Brief — Your answer should consist of each line below that contains the string "ByLayer".

(The data)

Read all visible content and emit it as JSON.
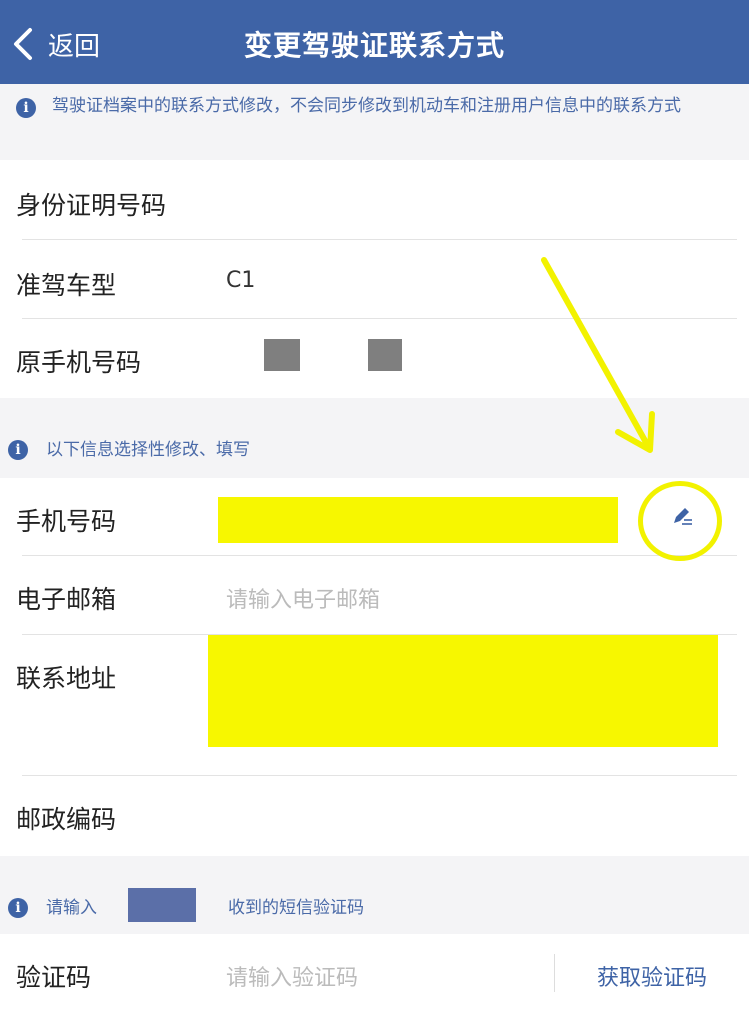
{
  "nav": {
    "back_label": "返回",
    "title": "变更驾驶证联系方式"
  },
  "notice_top": {
    "text": "驾驶证档案中的联系方式修改，不会同步修改到机动车和注册用户信息中的联系方式"
  },
  "info_rows": [
    {
      "label": "身份证明号码",
      "value": ""
    },
    {
      "label": "准驾车型",
      "value": "C1"
    },
    {
      "label": "原手机号码",
      "value": ""
    }
  ],
  "notice_mid": {
    "text": "以下信息选择性修改、填写"
  },
  "edit_rows": {
    "phone": {
      "label": "手机号码",
      "value": ""
    },
    "email": {
      "label": "电子邮箱",
      "placeholder": "请输入电子邮箱"
    },
    "address": {
      "label": "联系地址",
      "value": ""
    },
    "postal": {
      "label": "邮政编码",
      "value": ""
    }
  },
  "notice_sms": {
    "prefix": "请输入",
    "suffix": "收到的短信验证码"
  },
  "verify": {
    "label": "验证码",
    "placeholder": "请输入验证码",
    "get_code_label": "获取验证码"
  },
  "icons": {
    "back": "chevron-left-icon",
    "info": "info-icon",
    "edit": "pencil-edit-icon"
  },
  "colors": {
    "nav_bg": "#3e63a6",
    "link": "#3e63a6",
    "redaction": "#f7f700",
    "annotation": "#f2f200"
  }
}
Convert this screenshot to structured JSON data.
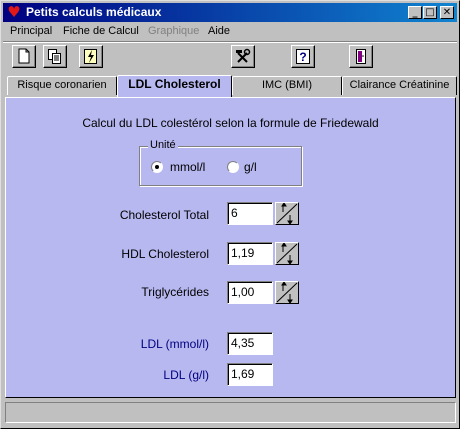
{
  "window": {
    "title": "Petits calculs médicaux"
  },
  "title_buttons": {
    "minimize": "_",
    "maximize": "□",
    "close": "✕"
  },
  "menu": [
    {
      "label": "Principal"
    },
    {
      "label": "Fiche de Calcul"
    },
    {
      "label": "Graphique"
    },
    {
      "label": "Aide"
    }
  ],
  "toolbar": {
    "icons": [
      "new-document-icon",
      "copy-icon",
      "lightning-icon",
      "tools-icon",
      "help-icon",
      "exit-door-icon"
    ],
    "help_glyph": "?"
  },
  "tabs": [
    {
      "label": "Risque coronarien"
    },
    {
      "label": "LDL Cholesterol",
      "active": true
    },
    {
      "label": "IMC (BMI)"
    },
    {
      "label": "Clairance Créatinine"
    }
  ],
  "panel": {
    "caption": "Calcul du LDL colestérol selon la formule de Friedewald",
    "unit_group": {
      "label": "Unité",
      "options": [
        {
          "label": "mmol/l",
          "selected": true
        },
        {
          "label": "g/l",
          "selected": false
        }
      ]
    },
    "inputs": [
      {
        "label": "Cholesterol Total",
        "value": "6"
      },
      {
        "label": "HDL Cholesterol",
        "value": "1,19"
      },
      {
        "label": "Triglycérides",
        "value": "1,00"
      }
    ],
    "results": [
      {
        "label": "LDL (mmol/l)",
        "value": "4,35"
      },
      {
        "label": "LDL (g/l)",
        "value": "1,69"
      }
    ]
  },
  "colors": {
    "panel_bg": "#b8b8f0",
    "title_start": "#000080",
    "title_end": "#1084d0",
    "result_label": "#000080"
  }
}
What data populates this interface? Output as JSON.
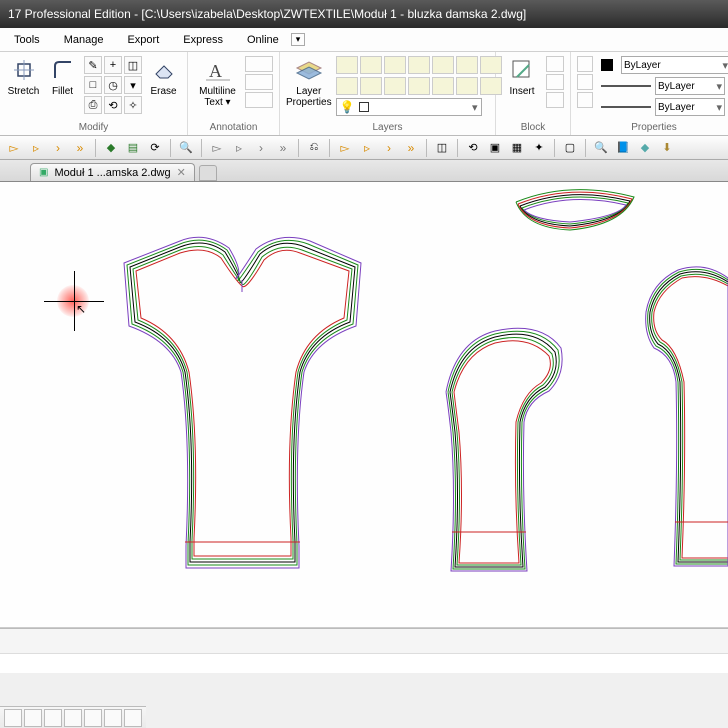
{
  "title": "17 Professional Edition - [C:\\Users\\izabela\\Desktop\\ZWTEXTILE\\Moduł 1 - bluzka damska 2.dwg]",
  "menus": {
    "m1": "Tools",
    "m2": "Manage",
    "m3": "Export",
    "m4": "Express",
    "m5": "Online"
  },
  "ribbon": {
    "modify": {
      "label": "Modify",
      "stretch": "Stretch",
      "fillet": "Fillet",
      "erase": "Erase"
    },
    "annotation": {
      "label": "Annotation",
      "multiline": "Multiline\nText ▾"
    },
    "layers": {
      "label": "Layers",
      "layerprops": "Layer\nProperties"
    },
    "block": {
      "label": "Block",
      "insert": "Insert"
    },
    "properties": {
      "label": "Properties",
      "bylayer1": "ByLayer",
      "bylayer2": "ByLayer",
      "bylayer3": "ByLayer"
    }
  },
  "tab": {
    "name": "Moduł 1 ...amska 2.dwg"
  }
}
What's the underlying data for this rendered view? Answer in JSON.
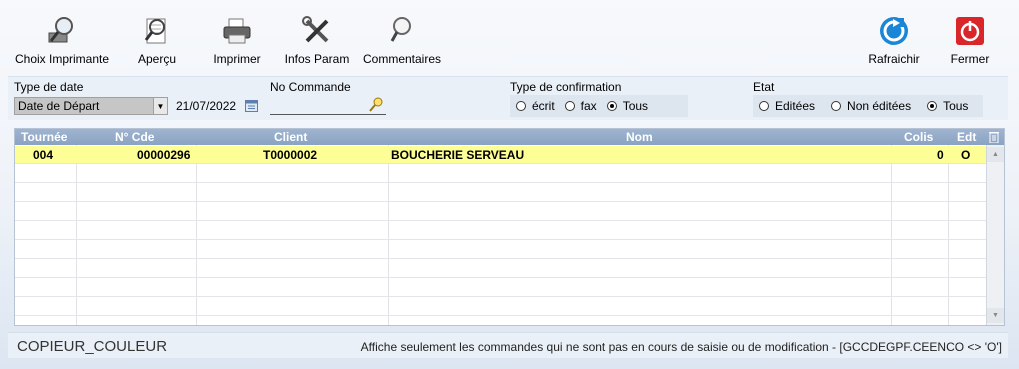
{
  "toolbar": {
    "choix_imprimante": "Choix Imprimante",
    "apercu": "Aperçu",
    "imprimer": "Imprimer",
    "infos_param": "Infos Param",
    "commentaires": "Commentaires",
    "rafraichir": "Rafraichir",
    "fermer": "Fermer"
  },
  "filters": {
    "type_date_label": "Type de date",
    "type_date_value": "Date de Départ",
    "date_value": "21/07/2022",
    "no_commande_label": "No Commande",
    "no_commande_value": "",
    "type_confirmation_label": "Type de confirmation",
    "confirmation_options": [
      "écrit",
      "fax",
      "Tous"
    ],
    "confirmation_selected": "Tous",
    "etat_label": "Etat",
    "etat_options": [
      "Editées",
      "Non éditées",
      "Tous"
    ],
    "etat_selected": "Tous"
  },
  "grid": {
    "columns": [
      "Tournée",
      "N° Cde",
      "Client",
      "Nom",
      "Colis",
      "Edt"
    ],
    "rows": [
      {
        "tournee": "004",
        "no_cde": "00000296",
        "client": "T0000002",
        "nom": "BOUCHERIE SERVEAU",
        "colis": "0",
        "edt": "O"
      }
    ]
  },
  "status": {
    "printer": "COPIEUR_COULEUR",
    "message": "Affiche seulement les commandes qui ne sont pas en cours de saisie ou de modification - [GCCDEGPF.CEENCO <> 'O']"
  },
  "colors": {
    "header_bg": "#8aa3c3",
    "selected_row": "#fdfe96",
    "close_red": "#d9262a",
    "refresh_blue": "#1c86d6"
  }
}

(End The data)

Solution to the problem —
      "bylayer1": "ByLayer",
      "bylayer2": "ByLayer",
      "bylayer3": "ByLayer"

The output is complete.